[Supplied material]
[Start of Attachment]

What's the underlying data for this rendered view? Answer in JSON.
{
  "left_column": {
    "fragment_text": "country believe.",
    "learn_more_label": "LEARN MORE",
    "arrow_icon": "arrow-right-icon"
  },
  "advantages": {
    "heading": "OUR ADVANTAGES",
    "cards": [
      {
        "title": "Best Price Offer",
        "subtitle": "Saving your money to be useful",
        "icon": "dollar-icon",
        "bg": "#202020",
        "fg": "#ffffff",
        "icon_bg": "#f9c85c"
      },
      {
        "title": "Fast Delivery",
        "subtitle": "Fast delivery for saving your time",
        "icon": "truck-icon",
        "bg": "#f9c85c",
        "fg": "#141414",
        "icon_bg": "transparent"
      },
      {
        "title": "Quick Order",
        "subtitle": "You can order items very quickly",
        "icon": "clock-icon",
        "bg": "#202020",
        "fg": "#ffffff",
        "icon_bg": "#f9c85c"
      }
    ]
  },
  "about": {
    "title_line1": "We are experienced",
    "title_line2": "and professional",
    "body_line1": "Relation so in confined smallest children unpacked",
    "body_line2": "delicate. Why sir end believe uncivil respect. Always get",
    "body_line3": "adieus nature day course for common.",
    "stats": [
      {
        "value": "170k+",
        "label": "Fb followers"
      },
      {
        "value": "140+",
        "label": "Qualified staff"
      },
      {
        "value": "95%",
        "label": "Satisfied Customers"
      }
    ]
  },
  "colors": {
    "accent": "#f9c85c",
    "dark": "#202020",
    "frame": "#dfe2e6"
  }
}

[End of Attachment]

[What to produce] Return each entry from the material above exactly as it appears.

[Task response]
What's the underlying data for this rendered view? Answer in JSON.
{
  "left_column": {
    "fragment_text": "country believe.",
    "learn_more_label": "LEARN MORE",
    "arrow_icon": "arrow-right-icon"
  },
  "advantages": {
    "heading": "OUR ADVANTAGES",
    "cards": [
      {
        "title": "Best Price Offer",
        "subtitle": "Saving your money to be useful",
        "icon": "dollar-icon",
        "bg": "#202020",
        "fg": "#ffffff",
        "icon_bg": "#f9c85c"
      },
      {
        "title": "Fast Delivery",
        "subtitle": "Fast delivery for saving your time",
        "icon": "truck-icon",
        "bg": "#f9c85c",
        "fg": "#141414",
        "icon_bg": "transparent"
      },
      {
        "title": "Quick Order",
        "subtitle": "You can order items very quickly",
        "icon": "clock-icon",
        "bg": "#202020",
        "fg": "#ffffff",
        "icon_bg": "#f9c85c"
      }
    ]
  },
  "about": {
    "title_line1": "We are experienced",
    "title_line2": "and professional",
    "body_line1": "Relation so in confined smallest children unpacked",
    "body_line2": "delicate. Why sir end believe uncivil respect. Always get",
    "body_line3": "adieus nature day course for common.",
    "stats": [
      {
        "value": "170k+",
        "label": "Fb followers"
      },
      {
        "value": "140+",
        "label": "Qualified staff"
      },
      {
        "value": "95%",
        "label": "Satisfied Customers"
      }
    ]
  },
  "colors": {
    "accent": "#f9c85c",
    "dark": "#202020",
    "frame": "#dfe2e6"
  }
}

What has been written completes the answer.